TASK STATEMENT:
Every record must be retyped exactly as it reads.

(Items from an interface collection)
━━━━
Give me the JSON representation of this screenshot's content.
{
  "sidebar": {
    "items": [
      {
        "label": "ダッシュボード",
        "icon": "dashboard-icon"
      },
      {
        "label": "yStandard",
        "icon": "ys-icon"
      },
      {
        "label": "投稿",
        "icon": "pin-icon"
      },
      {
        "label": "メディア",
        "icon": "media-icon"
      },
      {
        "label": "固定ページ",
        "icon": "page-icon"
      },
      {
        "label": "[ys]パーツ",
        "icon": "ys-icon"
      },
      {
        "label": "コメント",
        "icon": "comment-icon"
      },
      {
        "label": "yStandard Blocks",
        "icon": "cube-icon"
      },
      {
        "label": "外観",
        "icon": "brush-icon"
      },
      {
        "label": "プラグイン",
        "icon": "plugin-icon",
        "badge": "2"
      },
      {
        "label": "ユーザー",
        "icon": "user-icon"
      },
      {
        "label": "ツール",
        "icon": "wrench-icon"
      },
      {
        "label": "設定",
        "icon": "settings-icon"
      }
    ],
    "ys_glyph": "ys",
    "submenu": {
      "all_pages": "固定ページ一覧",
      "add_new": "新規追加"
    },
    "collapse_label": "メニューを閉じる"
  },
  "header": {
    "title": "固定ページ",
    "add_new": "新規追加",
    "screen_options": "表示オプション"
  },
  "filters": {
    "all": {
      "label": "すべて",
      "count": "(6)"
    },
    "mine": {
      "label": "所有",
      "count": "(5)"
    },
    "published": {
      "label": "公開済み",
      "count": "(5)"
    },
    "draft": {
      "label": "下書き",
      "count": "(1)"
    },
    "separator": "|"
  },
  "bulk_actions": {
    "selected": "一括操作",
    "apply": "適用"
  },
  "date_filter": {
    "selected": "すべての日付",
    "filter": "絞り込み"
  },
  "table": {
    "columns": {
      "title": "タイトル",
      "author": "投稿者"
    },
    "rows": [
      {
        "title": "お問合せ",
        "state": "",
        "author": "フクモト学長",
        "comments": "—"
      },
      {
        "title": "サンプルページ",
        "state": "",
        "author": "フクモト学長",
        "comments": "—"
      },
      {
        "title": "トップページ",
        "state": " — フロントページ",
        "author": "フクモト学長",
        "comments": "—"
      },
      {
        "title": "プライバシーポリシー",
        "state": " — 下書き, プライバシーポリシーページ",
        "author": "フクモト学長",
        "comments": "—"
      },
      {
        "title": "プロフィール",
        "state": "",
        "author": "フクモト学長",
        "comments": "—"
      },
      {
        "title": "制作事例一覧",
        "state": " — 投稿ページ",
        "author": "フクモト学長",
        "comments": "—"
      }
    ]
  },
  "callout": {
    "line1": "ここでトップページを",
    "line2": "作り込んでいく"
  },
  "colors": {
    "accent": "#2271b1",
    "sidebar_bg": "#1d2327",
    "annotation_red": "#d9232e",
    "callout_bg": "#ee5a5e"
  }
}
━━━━
ANSWER SECTION:
Give me the JSON representation of this screenshot's content.
{
  "sidebar": {
    "items": [
      {
        "label": "ダッシュボード",
        "icon": "dashboard-icon"
      },
      {
        "label": "yStandard",
        "icon": "ys-icon"
      },
      {
        "label": "投稿",
        "icon": "pin-icon"
      },
      {
        "label": "メディア",
        "icon": "media-icon"
      },
      {
        "label": "固定ページ",
        "icon": "page-icon"
      },
      {
        "label": "[ys]パーツ",
        "icon": "ys-icon"
      },
      {
        "label": "コメント",
        "icon": "comment-icon"
      },
      {
        "label": "yStandard Blocks",
        "icon": "cube-icon"
      },
      {
        "label": "外観",
        "icon": "brush-icon"
      },
      {
        "label": "プラグイン",
        "icon": "plugin-icon",
        "badge": "2"
      },
      {
        "label": "ユーザー",
        "icon": "user-icon"
      },
      {
        "label": "ツール",
        "icon": "wrench-icon"
      },
      {
        "label": "設定",
        "icon": "settings-icon"
      }
    ],
    "ys_glyph": "ys",
    "submenu": {
      "all_pages": "固定ページ一覧",
      "add_new": "新規追加"
    },
    "collapse_label": "メニューを閉じる"
  },
  "header": {
    "title": "固定ページ",
    "add_new": "新規追加",
    "screen_options": "表示オプション"
  },
  "filters": {
    "all": {
      "label": "すべて",
      "count": "(6)"
    },
    "mine": {
      "label": "所有",
      "count": "(5)"
    },
    "published": {
      "label": "公開済み",
      "count": "(5)"
    },
    "draft": {
      "label": "下書き",
      "count": "(1)"
    },
    "separator": "|"
  },
  "bulk_actions": {
    "selected": "一括操作",
    "apply": "適用"
  },
  "date_filter": {
    "selected": "すべての日付",
    "filter": "絞り込み"
  },
  "table": {
    "columns": {
      "title": "タイトル",
      "author": "投稿者"
    },
    "rows": [
      {
        "title": "お問合せ",
        "state": "",
        "author": "フクモト学長",
        "comments": "—"
      },
      {
        "title": "サンプルページ",
        "state": "",
        "author": "フクモト学長",
        "comments": "—"
      },
      {
        "title": "トップページ",
        "state": " — フロントページ",
        "author": "フクモト学長",
        "comments": "—"
      },
      {
        "title": "プライバシーポリシー",
        "state": " — 下書き, プライバシーポリシーページ",
        "author": "フクモト学長",
        "comments": "—"
      },
      {
        "title": "プロフィール",
        "state": "",
        "author": "フクモト学長",
        "comments": "—"
      },
      {
        "title": "制作事例一覧",
        "state": " — 投稿ページ",
        "author": "フクモト学長",
        "comments": "—"
      }
    ]
  },
  "callout": {
    "line1": "ここでトップページを",
    "line2": "作り込んでいく"
  },
  "colors": {
    "accent": "#2271b1",
    "sidebar_bg": "#1d2327",
    "annotation_red": "#d9232e",
    "callout_bg": "#ee5a5e"
  }
}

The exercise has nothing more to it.